* _What you need to do_:
The word "gitignore" occurs in some lines of the data. Return each such line.

------------------------------------------------------------

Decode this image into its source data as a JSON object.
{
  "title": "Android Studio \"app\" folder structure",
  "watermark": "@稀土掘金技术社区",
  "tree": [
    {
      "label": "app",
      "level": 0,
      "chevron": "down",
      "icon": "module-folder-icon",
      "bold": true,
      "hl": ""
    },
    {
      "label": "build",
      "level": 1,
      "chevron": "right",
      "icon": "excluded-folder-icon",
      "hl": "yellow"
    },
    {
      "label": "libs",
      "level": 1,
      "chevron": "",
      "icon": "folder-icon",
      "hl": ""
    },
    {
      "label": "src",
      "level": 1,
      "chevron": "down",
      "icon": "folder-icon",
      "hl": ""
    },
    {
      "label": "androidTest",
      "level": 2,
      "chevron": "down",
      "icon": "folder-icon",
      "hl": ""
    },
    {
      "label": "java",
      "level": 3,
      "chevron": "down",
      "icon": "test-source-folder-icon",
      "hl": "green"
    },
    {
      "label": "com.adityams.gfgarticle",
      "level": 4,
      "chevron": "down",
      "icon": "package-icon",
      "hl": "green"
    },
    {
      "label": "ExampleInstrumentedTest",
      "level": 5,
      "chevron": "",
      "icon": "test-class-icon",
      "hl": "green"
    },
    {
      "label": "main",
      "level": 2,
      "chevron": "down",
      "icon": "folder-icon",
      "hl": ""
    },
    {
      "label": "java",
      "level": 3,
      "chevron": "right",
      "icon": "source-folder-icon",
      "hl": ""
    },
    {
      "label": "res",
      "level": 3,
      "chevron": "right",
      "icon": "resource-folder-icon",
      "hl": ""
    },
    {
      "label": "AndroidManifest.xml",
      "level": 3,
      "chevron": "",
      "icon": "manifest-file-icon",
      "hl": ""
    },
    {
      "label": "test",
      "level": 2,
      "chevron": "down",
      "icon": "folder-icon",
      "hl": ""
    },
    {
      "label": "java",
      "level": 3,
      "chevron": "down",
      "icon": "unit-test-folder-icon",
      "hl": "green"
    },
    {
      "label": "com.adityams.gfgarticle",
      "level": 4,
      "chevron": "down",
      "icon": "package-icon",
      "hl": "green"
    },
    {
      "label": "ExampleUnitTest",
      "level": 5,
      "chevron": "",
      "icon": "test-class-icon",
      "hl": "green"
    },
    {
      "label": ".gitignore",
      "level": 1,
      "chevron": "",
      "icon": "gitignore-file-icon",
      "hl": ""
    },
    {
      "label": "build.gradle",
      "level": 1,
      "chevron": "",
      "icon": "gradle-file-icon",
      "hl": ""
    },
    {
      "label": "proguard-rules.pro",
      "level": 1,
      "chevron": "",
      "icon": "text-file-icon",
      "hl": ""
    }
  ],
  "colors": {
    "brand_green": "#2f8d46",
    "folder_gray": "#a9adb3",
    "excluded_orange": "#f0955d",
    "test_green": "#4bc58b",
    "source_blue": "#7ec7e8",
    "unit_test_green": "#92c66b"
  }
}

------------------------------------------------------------

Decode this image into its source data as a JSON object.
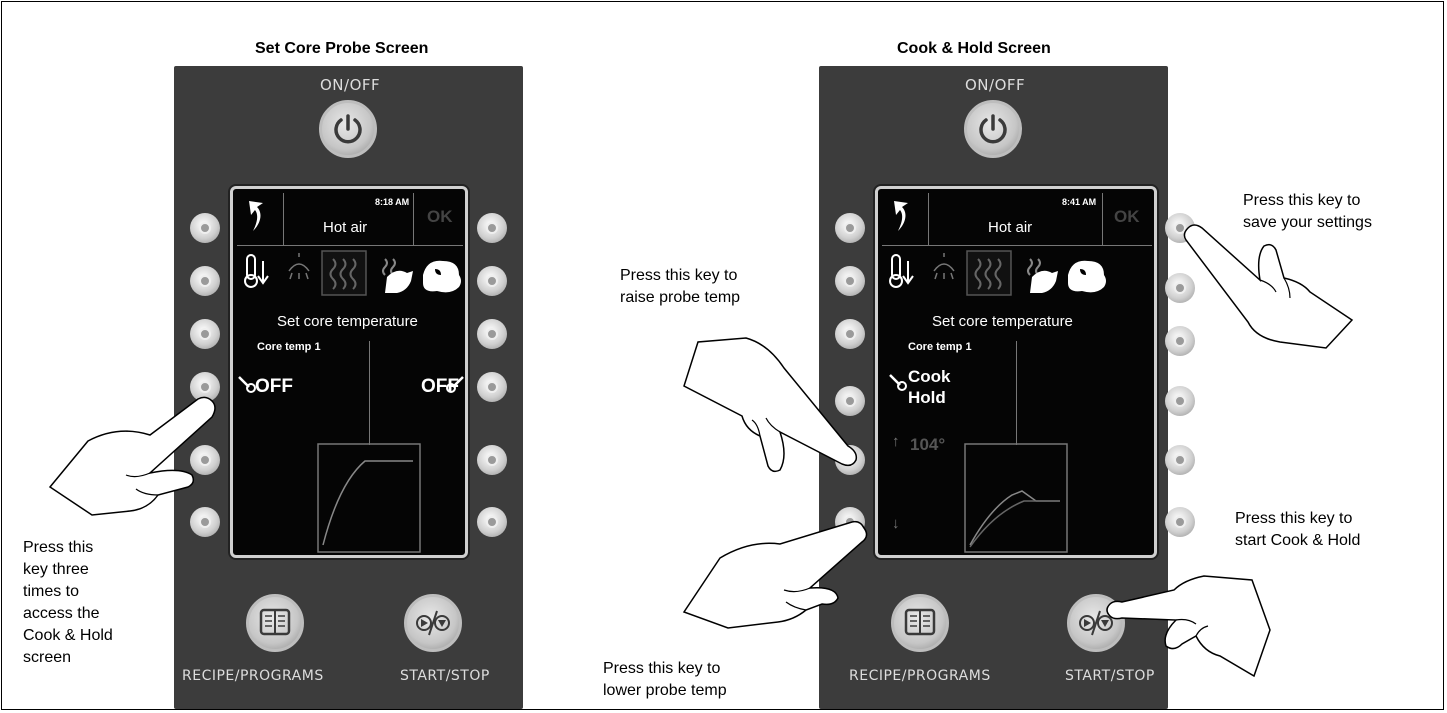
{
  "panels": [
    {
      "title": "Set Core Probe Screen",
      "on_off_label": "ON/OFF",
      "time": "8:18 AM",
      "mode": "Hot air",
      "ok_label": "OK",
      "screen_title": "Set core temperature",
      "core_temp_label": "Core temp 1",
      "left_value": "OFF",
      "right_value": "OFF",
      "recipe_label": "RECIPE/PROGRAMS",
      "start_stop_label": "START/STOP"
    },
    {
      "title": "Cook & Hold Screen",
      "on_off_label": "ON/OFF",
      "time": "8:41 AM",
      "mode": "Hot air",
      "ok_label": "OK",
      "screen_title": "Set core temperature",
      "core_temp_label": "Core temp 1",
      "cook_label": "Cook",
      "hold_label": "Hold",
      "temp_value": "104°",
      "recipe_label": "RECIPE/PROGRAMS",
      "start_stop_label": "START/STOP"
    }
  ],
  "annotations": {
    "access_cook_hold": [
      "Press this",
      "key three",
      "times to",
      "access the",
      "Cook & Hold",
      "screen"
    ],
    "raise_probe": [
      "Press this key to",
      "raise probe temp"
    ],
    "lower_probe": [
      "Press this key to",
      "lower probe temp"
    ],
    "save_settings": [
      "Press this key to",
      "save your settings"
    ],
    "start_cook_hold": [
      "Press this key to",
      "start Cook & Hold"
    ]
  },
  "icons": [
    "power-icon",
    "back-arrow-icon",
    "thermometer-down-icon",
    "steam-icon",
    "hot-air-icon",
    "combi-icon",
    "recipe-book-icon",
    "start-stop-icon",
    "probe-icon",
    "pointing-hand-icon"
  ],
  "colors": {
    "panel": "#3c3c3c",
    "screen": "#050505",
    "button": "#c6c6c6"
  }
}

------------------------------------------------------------

* _Your solution_:
      "label": ".gitignore",
      "icon": "gitignore-file-icon",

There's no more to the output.